Does this conversation sound familiar:

“We need to integrate our Enterprise Everything Management system with our Latest Flavor System.”
“That sounds interesting. How would you like them to integrate?”
“You know. Together.”

When I hear this, my head figuratively hits the table. 

It's clear the client bought the "integration" concept without understanding what problem they're solving. If left untreated, this situation can lead to an expensive money pit which leaves everyone angry. 

Many organizations face this problem — which is why they hire consultants to help. Before starting an integration initiative, define and understand the problem, processes and information flow.

Define the Problem

Why is there a need to integrate the systems? This problem can be mapped out in a short session by putting the people that use both systems in the same room.

  • Why are you switching back and forth between systems?
  • What information do you need in the one system for you to take action in another system?
  • What actions in one system automatically spur actions in other systems?

Defining the problem is an important first step. Most organizations can handle this step on their own — take the time to define the problem and quantify the impact to productivity. I highly recommend doing this before paying anyone for related work.

Map the Processes

This step typically requires more experience and skill. While most organizations can map a process as it stands today, it often takes an outside perspective to boil the process down to the essentials and identify what has to be done versus what people already do. Most processes include steps for reasons that no longer apply.

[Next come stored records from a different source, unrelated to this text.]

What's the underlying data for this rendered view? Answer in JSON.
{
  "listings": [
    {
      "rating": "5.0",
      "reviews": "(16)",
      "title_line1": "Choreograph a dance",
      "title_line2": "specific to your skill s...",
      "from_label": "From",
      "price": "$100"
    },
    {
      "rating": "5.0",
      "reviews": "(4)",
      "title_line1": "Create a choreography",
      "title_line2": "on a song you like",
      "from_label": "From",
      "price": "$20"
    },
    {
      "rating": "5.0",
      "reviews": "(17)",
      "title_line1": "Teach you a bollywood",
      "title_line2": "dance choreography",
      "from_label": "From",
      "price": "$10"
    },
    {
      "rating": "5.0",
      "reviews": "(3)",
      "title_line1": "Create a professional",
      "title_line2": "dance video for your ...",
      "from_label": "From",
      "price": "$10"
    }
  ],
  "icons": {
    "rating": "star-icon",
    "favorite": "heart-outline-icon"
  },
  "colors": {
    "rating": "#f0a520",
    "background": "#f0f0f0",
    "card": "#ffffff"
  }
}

One classic example was a process that had to be completed every Monday by 3 p.m. After digging, we found that the deadline was Tuesday at noon, but the original person doing the final approval left work at 4 p.m. on Monday and was typically held in meetings on Tuesday morning. Hence the approval window was from 3 to 4 p.m. This artificial deadline was still in place years after the original person moved on, leaving behind a business rule that people blindly followed.

Once the business process is mapped, determine where each actor performs their task. What systems do they use? Which system do they spend most of their time in? How often, and why, do they shift around? Companies that can successfully integrate information into a single interface improve productivity and ease frustration.

Define the Information Flow

This is where the real work happens. You must identify and map the sources of all the information that each system captures. Then determine which systems will be the sources of truth for each set of information.

For example, take a CRM system interacting with a website and a marketing automation system. If the CRM is the source of truth, the information that the website needs to perform transactions needs to be available. Will the systems talk on-demand or use replicated information? Are updates pushed to the website or pulled from the CRM? Once a transaction takes place, how is that information put back into the CRM?

Add a marketing automation system into the mix. Do all three systems talk to each other? Are marketing scores kept in the marketing system while only actions that lead to a transaction go into the CRM?

There are a lot of questions to answer. A whiteboard, fresh markers and facilitators that know what questions to ask will come in handy here. By taking the time to map what information is needed in each system at every stage of the user journey or internal process, the integration points and priorities can be determined.

Discover Yourself

Before beginning the process of determining if systems can be integrated, learn about how you work. An understanding of this will help you focus on what you are trying to accomplish. Without this focus, you'll end up spending a lot of money building a solution that helps no one, and gives employees a fresh source for complaints. 

If you ever hear someone talking about integrating systems, ask them “How?” If they don’t answer, ask them “Why?” If they still don’t have an answer, point them to a whiteboard and ask them to draw an answer to “What?”

Answering those questions will give your project a chance to succeed.

Creative Commons Creative Commons Attribution 2.0 Generic License Title image by  torbakhopper